Here you can see the royal residence of the caliph and the magnificent Rico Hall, where political receptions were held in the city and which was characterized by its careful decoration. Also the Aljama Mosque and the house of Yafar, the home of the first minister of the caliph Alhaken II, who built the maqsura of the mosque of Cordoba.
In the vicinity of the archaeological ruins of Medina Azahara is the Interpretation Center, which aims to promote the study and dissemination of this site and to be a bridge between the Western and Eastern worlds.
All the historical objects found in the archaeological excavations are preserved here and an audiovisual documentary is shown, which is worth watching to learn more about Medina Azahara and the life there, since more than 20,000 people lived there.
How to get to Medina Azahara?
Bus: from Avenida del Alcázar there is a tourist bus to the Interpretation Center of Medina Azahara. To get a ticket for this bus you must reserve a seat at the tourist office in Cordoba at least one day in advance.
By car: from the center of Cordoba you can take the A-431 road to Palma del Rio until you reach the sign indicating Madinat al-Zahra. Once you arrive at the Interpretation Center of Medina Azahara you will have to park the car and buy a ticket to take the shuttle bus that goes up to the archaeological site. It leaves every 20 minutes.
Guided tour: normally includes transportation from the center of Cordoba, entrance to the site and tour guide. It is the most comfortable way to visit Medina Azahara.
Isabel's Traveller Tip
To better understand the importance of Medina Azahara in Spain, my advice is to first visit the palatine city and then this museum.

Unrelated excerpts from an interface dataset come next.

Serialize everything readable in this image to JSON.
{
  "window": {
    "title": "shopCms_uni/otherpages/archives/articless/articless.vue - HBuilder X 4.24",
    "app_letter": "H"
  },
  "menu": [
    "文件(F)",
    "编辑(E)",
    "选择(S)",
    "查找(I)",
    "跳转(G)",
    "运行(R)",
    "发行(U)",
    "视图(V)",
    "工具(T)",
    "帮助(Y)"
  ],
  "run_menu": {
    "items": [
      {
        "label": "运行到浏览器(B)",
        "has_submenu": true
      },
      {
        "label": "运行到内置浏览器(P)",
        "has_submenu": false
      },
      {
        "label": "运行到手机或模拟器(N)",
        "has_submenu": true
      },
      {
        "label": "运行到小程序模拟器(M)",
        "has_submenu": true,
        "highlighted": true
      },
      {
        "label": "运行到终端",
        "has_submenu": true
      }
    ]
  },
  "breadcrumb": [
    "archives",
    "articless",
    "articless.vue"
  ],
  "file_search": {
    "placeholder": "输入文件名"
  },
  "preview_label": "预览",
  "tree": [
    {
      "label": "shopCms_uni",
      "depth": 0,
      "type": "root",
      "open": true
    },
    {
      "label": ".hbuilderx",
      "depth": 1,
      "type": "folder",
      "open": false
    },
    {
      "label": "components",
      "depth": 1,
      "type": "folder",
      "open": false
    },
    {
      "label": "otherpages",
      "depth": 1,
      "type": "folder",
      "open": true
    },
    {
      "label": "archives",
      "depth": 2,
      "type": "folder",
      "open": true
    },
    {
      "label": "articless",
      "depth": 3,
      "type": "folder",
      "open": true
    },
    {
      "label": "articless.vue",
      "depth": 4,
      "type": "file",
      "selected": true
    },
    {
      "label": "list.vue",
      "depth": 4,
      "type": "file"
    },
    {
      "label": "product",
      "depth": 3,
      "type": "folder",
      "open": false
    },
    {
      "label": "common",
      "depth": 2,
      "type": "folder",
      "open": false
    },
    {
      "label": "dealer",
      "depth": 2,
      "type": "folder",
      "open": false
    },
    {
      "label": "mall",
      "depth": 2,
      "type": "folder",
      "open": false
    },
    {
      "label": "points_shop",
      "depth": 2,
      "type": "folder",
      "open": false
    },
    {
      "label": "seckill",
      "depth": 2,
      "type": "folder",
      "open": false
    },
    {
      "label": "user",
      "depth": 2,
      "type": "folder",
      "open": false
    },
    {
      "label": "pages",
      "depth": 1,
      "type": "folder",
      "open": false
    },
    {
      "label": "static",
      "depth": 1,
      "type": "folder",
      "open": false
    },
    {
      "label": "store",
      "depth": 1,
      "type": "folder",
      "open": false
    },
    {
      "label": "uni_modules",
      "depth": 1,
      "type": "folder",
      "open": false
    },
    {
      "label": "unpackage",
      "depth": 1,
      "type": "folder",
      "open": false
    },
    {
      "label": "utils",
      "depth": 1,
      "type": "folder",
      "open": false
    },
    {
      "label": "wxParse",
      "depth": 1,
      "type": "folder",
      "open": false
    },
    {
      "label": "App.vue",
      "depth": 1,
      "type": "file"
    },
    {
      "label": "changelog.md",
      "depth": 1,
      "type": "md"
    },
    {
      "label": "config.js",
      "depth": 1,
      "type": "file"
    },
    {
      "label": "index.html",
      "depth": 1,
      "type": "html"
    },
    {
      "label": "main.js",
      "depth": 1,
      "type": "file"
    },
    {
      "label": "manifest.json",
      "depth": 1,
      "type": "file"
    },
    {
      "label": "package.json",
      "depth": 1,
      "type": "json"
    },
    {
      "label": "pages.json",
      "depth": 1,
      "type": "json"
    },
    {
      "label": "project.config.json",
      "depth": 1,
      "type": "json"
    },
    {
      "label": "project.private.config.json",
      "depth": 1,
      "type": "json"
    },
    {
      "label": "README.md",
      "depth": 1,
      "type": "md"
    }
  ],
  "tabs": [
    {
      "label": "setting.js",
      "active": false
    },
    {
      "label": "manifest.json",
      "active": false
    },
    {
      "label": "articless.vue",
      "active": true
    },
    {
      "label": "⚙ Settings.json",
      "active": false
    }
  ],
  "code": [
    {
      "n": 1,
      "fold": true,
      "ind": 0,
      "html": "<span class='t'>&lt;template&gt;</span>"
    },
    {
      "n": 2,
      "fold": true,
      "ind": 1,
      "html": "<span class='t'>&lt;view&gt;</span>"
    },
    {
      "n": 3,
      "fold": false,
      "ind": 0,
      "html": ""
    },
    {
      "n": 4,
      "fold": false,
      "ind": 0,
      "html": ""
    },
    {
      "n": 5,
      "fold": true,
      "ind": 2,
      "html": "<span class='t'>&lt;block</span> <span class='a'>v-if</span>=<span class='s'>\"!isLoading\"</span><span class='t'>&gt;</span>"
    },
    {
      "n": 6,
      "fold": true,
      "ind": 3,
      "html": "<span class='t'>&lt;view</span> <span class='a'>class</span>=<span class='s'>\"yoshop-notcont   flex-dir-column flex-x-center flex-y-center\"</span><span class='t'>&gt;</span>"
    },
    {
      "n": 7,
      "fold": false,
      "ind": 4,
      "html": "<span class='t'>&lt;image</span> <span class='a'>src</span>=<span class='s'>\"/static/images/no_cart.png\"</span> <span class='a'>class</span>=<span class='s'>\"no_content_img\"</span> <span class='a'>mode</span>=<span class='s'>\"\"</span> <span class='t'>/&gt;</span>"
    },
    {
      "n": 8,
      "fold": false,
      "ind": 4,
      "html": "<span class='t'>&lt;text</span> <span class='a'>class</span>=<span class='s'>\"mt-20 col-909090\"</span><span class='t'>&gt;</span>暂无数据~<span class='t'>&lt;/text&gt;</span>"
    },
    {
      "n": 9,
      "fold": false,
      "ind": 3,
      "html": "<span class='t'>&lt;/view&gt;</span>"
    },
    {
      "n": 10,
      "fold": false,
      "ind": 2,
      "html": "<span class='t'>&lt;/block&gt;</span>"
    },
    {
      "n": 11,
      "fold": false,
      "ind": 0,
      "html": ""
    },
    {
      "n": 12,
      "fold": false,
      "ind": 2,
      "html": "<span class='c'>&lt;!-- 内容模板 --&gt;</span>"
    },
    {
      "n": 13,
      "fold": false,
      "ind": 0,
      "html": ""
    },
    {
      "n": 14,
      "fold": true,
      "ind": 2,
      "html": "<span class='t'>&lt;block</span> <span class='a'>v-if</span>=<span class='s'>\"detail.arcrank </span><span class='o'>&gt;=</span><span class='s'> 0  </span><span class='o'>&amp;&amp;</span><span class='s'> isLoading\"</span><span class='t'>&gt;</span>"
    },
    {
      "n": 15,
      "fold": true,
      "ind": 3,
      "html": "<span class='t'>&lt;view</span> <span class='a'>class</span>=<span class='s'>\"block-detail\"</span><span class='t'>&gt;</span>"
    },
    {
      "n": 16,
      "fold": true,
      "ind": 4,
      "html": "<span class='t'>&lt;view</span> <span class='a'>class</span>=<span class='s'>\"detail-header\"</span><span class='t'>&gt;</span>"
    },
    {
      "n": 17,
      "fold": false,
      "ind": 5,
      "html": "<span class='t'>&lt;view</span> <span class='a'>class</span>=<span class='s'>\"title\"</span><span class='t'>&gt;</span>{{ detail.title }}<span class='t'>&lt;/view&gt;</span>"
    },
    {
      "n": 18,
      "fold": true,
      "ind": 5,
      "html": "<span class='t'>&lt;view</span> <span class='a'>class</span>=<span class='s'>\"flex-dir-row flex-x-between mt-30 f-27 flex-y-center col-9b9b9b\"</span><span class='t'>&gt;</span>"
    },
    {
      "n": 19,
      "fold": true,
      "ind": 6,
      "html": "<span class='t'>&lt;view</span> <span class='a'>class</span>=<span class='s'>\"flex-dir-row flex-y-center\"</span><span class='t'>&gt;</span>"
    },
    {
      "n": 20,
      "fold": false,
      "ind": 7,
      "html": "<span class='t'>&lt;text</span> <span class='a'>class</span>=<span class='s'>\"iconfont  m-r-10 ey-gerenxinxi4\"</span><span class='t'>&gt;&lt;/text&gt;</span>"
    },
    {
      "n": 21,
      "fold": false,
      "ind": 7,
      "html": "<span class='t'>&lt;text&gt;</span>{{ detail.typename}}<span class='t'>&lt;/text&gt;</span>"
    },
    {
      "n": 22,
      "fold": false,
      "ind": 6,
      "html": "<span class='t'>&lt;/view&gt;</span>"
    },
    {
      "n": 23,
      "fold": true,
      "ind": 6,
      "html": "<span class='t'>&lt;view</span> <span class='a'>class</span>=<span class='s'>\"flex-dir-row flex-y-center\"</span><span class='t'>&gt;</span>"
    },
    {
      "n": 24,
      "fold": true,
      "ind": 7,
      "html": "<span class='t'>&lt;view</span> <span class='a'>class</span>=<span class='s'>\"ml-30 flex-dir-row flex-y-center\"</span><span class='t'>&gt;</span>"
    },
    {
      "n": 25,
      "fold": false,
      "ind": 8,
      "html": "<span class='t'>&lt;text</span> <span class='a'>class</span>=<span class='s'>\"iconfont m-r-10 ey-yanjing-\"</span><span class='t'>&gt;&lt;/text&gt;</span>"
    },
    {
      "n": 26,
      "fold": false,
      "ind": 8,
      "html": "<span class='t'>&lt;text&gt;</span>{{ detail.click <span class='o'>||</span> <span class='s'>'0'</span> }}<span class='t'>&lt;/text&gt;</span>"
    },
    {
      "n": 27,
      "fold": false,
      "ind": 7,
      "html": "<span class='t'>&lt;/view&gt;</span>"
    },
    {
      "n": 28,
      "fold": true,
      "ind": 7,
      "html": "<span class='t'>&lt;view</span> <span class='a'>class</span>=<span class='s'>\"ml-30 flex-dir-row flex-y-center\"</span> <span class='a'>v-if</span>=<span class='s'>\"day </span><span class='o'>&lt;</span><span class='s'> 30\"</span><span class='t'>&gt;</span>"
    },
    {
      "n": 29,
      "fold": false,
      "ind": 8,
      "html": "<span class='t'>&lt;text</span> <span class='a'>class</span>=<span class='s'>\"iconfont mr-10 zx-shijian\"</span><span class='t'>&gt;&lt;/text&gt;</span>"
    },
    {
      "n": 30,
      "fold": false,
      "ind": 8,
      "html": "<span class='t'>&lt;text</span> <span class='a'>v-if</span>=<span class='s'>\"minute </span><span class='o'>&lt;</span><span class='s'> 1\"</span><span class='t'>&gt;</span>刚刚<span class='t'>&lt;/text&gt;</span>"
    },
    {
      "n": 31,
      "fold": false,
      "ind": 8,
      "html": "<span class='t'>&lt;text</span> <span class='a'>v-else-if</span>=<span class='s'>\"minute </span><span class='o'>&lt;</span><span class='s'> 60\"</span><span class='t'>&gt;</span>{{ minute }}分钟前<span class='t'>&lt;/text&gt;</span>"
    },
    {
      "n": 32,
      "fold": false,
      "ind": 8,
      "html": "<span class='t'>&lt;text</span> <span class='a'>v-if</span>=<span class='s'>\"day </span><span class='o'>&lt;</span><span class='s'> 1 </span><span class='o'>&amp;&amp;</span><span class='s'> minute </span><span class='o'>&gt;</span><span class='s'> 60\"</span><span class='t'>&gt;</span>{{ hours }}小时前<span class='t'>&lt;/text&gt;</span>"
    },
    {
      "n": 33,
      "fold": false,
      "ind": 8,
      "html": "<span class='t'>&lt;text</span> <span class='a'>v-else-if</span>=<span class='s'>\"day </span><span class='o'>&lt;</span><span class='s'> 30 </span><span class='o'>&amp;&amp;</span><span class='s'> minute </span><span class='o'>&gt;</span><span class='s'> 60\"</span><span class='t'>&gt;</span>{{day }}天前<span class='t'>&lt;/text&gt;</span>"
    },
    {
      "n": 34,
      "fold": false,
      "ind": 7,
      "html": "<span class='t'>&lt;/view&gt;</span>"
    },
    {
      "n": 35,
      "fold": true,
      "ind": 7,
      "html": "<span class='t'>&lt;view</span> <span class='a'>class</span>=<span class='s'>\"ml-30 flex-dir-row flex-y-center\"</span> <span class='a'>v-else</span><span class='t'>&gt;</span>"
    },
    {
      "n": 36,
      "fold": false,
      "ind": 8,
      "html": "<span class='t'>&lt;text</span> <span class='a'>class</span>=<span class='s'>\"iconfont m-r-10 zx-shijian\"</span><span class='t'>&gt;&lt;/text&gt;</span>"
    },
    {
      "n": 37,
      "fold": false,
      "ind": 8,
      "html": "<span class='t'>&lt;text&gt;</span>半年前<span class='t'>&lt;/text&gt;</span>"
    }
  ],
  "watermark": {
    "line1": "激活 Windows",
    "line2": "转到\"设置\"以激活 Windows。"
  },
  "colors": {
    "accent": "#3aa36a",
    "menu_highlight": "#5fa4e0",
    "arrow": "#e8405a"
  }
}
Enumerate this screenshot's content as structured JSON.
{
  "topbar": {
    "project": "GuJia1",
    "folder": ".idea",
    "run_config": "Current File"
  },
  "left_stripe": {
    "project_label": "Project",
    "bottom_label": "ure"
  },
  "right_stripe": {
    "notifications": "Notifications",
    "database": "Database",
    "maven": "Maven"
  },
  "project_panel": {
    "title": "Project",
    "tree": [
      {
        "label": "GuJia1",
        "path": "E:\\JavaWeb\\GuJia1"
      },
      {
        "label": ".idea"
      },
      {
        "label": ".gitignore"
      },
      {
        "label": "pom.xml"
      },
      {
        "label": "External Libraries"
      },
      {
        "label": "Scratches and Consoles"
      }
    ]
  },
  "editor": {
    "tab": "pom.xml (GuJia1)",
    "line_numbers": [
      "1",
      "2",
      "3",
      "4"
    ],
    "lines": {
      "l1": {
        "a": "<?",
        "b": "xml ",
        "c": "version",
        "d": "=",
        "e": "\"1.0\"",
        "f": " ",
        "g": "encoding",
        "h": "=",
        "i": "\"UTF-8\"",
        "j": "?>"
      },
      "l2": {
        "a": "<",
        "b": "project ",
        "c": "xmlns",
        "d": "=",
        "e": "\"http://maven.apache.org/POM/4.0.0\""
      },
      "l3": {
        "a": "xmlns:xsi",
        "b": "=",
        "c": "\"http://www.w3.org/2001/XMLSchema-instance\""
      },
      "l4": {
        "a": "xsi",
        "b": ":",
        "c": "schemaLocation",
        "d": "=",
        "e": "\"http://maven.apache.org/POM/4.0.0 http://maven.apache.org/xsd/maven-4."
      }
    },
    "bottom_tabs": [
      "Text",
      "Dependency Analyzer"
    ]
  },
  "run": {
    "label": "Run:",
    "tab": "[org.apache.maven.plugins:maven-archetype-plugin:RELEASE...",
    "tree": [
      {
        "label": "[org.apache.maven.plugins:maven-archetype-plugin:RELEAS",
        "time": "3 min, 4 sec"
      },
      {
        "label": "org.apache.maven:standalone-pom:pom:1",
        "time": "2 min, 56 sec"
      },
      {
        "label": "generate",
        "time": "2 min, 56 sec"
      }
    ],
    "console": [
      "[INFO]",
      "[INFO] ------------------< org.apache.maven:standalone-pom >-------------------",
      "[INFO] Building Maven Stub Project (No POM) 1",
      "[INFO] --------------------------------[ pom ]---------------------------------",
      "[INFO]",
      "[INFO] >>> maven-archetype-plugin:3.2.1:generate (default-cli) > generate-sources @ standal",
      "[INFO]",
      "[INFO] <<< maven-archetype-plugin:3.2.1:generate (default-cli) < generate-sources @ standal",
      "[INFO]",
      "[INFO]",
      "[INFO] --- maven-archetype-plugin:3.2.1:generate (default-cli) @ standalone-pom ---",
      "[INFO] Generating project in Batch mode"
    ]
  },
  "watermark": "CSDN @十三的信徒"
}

10. Go for tapas in Cordoba!
In addition to the legendary cathedral-mosque of Cordoba, if this city is known for something it is for its gastronomy where you eat great. Tapas are the order of the day in Cordoba and, in my opinion, one of the best ways to get to know the culture of a place is through its gastronomy.
With a Mediterranean base, Cordoba's cuisine is one of the most complete in Andalusia thanks to its wide variety of ingredients where meat and vegetables abound.
What are the typical dishes of Córdoba?
There are so many and they are all very tasty! There are so many local specialties that it will be difficult to choose. Some of them are salmorejo, berenjenas fritas con miel, flamenquines, caracoles, rabo de toro, pastel cordobés, japuta en adobo or jamón ibérico.
All this accompanied by a good glass of wine, of course. What are the most famous wines of Cordoba? There is also a lot of variety, for example Montilla-Morilles, Pedro Ximénez, Casa Villa-Zeballos or Fino Cordobés, although the drink par excellence throughout Andalusia and also Cordoba is the mythical rebujito. Be careful, it goes up quickly!
Where to eat in Córdoba?
In Cordoba you can find good restaurants where to eat in practically all the points of the city.
The ideal is to go to eat in a tavern in the center, for example in the Judería and the Tendillas square, considered the gastronomic epicenter of Cordoba.
Another option that I recommend to try a bit of everything in the form of rations is to go to Mercado Victoria, a few meters from the wall of Cordoba. Here you will be able to take the best of the Spanish and Cordovan cuisine as well as rich Iberian, cheeses, salted meats or wines.
A similar site to the previous one is the Mercado Los Patios de la Marquesa where you can taste typical Cordovan food with flamenco shows, show cooking or photographic exhibitions in the middle of the Jewish quarter, a few meters from the Cathedral-Mosque of Cordoba.
To finish, how about a drink on one of the terraces on the banks of the Guadalquivir to toast your trip to Cordoba under the stars and enjoy the beautiful views of the river, the Roman bridge and a little further on, the historic center? Sounds great, doesn't it?